TASK DIRECTIONS ▸ What is needed here is every record, retyped without any change.
☆ ☆ ☆ ☆
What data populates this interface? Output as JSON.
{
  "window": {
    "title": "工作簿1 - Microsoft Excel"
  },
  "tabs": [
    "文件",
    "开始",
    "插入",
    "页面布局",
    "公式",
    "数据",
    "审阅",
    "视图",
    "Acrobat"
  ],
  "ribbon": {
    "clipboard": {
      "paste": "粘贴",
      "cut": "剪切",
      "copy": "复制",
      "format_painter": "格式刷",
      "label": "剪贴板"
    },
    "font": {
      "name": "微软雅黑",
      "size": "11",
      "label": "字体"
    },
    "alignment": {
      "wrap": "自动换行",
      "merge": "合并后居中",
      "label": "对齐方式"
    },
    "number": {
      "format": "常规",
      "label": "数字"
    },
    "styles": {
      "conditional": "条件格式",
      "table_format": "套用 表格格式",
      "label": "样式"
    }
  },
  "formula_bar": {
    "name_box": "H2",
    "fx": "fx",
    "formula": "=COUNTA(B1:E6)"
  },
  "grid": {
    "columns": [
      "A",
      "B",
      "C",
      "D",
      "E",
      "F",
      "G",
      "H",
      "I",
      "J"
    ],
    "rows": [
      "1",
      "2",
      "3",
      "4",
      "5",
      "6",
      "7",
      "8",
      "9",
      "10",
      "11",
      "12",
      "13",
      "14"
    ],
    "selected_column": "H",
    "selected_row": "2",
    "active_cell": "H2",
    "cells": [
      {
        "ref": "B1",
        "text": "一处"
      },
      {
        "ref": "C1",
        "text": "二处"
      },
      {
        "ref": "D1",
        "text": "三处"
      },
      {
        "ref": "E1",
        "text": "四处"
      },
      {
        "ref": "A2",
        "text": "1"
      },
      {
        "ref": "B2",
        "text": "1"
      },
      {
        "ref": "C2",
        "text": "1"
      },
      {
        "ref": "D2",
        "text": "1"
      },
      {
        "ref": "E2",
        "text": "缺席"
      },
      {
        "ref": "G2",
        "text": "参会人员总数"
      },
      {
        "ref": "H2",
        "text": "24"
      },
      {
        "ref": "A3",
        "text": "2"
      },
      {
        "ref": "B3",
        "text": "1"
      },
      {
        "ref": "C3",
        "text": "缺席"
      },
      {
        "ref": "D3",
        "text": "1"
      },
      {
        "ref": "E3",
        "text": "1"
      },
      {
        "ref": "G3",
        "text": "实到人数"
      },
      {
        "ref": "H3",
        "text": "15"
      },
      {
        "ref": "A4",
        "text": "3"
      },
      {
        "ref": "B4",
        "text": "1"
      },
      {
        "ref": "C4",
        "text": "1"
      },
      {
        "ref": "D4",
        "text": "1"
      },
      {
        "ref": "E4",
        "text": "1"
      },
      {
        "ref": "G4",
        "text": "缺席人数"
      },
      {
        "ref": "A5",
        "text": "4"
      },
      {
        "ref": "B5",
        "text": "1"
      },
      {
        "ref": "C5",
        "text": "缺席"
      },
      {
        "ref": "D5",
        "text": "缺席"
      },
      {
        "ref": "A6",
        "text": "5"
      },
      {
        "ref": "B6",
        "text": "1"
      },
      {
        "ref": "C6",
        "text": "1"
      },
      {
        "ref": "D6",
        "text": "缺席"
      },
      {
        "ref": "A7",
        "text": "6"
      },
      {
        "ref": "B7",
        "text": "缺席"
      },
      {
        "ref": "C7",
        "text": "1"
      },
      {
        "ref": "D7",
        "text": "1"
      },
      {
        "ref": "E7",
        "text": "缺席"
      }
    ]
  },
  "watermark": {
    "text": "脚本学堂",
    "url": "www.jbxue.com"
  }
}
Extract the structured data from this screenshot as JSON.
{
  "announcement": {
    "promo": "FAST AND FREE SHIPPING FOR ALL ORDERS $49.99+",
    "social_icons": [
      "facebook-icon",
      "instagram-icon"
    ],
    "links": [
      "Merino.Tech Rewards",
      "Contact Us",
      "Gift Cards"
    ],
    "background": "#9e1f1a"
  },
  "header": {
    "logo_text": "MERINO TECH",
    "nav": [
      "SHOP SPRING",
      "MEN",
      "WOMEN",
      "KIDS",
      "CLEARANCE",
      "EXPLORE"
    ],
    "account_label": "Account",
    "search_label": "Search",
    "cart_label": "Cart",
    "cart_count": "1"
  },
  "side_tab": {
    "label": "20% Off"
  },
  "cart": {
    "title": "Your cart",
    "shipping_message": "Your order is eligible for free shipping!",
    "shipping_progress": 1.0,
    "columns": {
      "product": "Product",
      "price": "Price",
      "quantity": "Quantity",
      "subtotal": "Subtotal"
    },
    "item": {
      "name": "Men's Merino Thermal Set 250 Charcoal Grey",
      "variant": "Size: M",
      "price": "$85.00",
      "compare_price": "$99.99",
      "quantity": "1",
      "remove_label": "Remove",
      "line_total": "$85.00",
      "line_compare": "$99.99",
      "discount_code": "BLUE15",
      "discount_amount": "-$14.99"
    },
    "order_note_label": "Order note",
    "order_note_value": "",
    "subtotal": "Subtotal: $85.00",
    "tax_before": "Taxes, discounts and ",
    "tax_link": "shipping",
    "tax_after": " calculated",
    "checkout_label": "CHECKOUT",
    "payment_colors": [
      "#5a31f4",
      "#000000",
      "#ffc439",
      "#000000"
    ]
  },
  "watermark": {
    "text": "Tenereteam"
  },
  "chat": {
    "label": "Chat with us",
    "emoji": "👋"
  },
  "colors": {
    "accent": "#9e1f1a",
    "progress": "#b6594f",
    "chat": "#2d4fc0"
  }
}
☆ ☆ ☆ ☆
FINISHED TASK ▸
What data populates this interface? Output as JSON.
{
  "window": {
    "title": "工作簿1 - Microsoft Excel"
  },
  "tabs": [
    "文件",
    "开始",
    "插入",
    "页面布局",
    "公式",
    "数据",
    "审阅",
    "视图",
    "Acrobat"
  ],
  "ribbon": {
    "clipboard": {
      "paste": "粘贴",
      "cut": "剪切",
      "copy": "复制",
      "format_painter": "格式刷",
      "label": "剪贴板"
    },
    "font": {
      "name": "微软雅黑",
      "size": "11",
      "label": "字体"
    },
    "alignment": {
      "wrap": "自动换行",
      "merge": "合并后居中",
      "label": "对齐方式"
    },
    "number": {
      "format": "常规",
      "label": "数字"
    },
    "styles": {
      "conditional": "条件格式",
      "table_format": "套用 表格格式",
      "label": "样式"
    }
  },
  "formula_bar": {
    "name_box": "H2",
    "fx": "fx",
    "formula": "=COUNTA(B1:E6)"
  },
  "grid": {
    "columns": [
      "A",
      "B",
      "C",
      "D",
      "E",
      "F",
      "G",
      "H",
      "I",
      "J"
    ],
    "rows": [
      "1",
      "2",
      "3",
      "4",
      "5",
      "6",
      "7",
      "8",
      "9",
      "10",
      "11",
      "12",
      "13",
      "14"
    ],
    "selected_column": "H",
    "selected_row": "2",
    "active_cell": "H2",
    "cells": [
      {
        "ref": "B1",
        "text": "一处"
      },
      {
        "ref": "C1",
        "text": "二处"
      },
      {
        "ref": "D1",
        "text": "三处"
      },
      {
        "ref": "E1",
        "text": "四处"
      },
      {
        "ref": "A2",
        "text": "1"
      },
      {
        "ref": "B2",
        "text": "1"
      },
      {
        "ref": "C2",
        "text": "1"
      },
      {
        "ref": "D2",
        "text": "1"
      },
      {
        "ref": "E2",
        "text": "缺席"
      },
      {
        "ref": "G2",
        "text": "参会人员总数"
      },
      {
        "ref": "H2",
        "text": "24"
      },
      {
        "ref": "A3",
        "text": "2"
      },
      {
        "ref": "B3",
        "text": "1"
      },
      {
        "ref": "C3",
        "text": "缺席"
      },
      {
        "ref": "D3",
        "text": "1"
      },
      {
        "ref": "E3",
        "text": "1"
      },
      {
        "ref": "G3",
        "text": "实到人数"
      },
      {
        "ref": "H3",
        "text": "15"
      },
      {
        "ref": "A4",
        "text": "3"
      },
      {
        "ref": "B4",
        "text": "1"
      },
      {
        "ref": "C4",
        "text": "1"
      },
      {
        "ref": "D4",
        "text": "1"
      },
      {
        "ref": "E4",
        "text": "1"
      },
      {
        "ref": "G4",
        "text": "缺席人数"
      },
      {
        "ref": "A5",
        "text": "4"
      },
      {
        "ref": "B5",
        "text": "1"
      },
      {
        "ref": "C5",
        "text": "缺席"
      },
      {
        "ref": "D5",
        "text": "缺席"
      },
      {
        "ref": "A6",
        "text": "5"
      },
      {
        "ref": "B6",
        "text": "1"
      },
      {
        "ref": "C6",
        "text": "1"
      },
      {
        "ref": "D6",
        "text": "缺席"
      },
      {
        "ref": "A7",
        "text": "6"
      },
      {
        "ref": "B7",
        "text": "缺席"
      },
      {
        "ref": "C7",
        "text": "1"
      },
      {
        "ref": "D7",
        "text": "1"
      },
      {
        "ref": "E7",
        "text": "缺席"
      }
    ]
  },
  "watermark": {
    "text": "脚本学堂",
    "url": "www.jbxue.com"
  }
}
Extract the structured data from this screenshot as JSON.
{
  "announcement": {
    "promo": "FAST AND FREE SHIPPING FOR ALL ORDERS $49.99+",
    "social_icons": [
      "facebook-icon",
      "instagram-icon"
    ],
    "links": [
      "Merino.Tech Rewards",
      "Contact Us",
      "Gift Cards"
    ],
    "background": "#9e1f1a"
  },
  "header": {
    "logo_text": "MERINO TECH",
    "nav": [
      "SHOP SPRING",
      "MEN",
      "WOMEN",
      "KIDS",
      "CLEARANCE",
      "EXPLORE"
    ],
    "account_label": "Account",
    "search_label": "Search",
    "cart_label": "Cart",
    "cart_count": "1"
  },
  "side_tab": {
    "label": "20% Off"
  },
  "cart": {
    "title": "Your cart",
    "shipping_message": "Your order is eligible for free shipping!",
    "shipping_progress": 1.0,
    "columns": {
      "product": "Product",
      "price": "Price",
      "quantity": "Quantity",
      "subtotal": "Subtotal"
    },
    "item": {
      "name": "Men's Merino Thermal Set 250 Charcoal Grey",
      "variant": "Size: M",
      "price": "$85.00",
      "compare_price": "$99.99",
      "quantity": "1",
      "remove_label": "Remove",
      "line_total": "$85.00",
      "line_compare": "$99.99",
      "discount_code": "BLUE15",
      "discount_amount": "-$14.99"
    },
    "order_note_label": "Order note",
    "order_note_value": "",
    "subtotal": "Subtotal: $85.00",
    "tax_before": "Taxes, discounts and ",
    "tax_link": "shipping",
    "tax_after": " calculated",
    "checkout_label": "CHECKOUT",
    "payment_colors": [
      "#5a31f4",
      "#000000",
      "#ffc439",
      "#000000"
    ]
  },
  "watermark": {
    "text": "Tenereteam"
  },
  "chat": {
    "label": "Chat with us",
    "emoji": "👋"
  },
  "colors": {
    "accent": "#9e1f1a",
    "progress": "#b6594f",
    "chat": "#2d4fc0"
  }
}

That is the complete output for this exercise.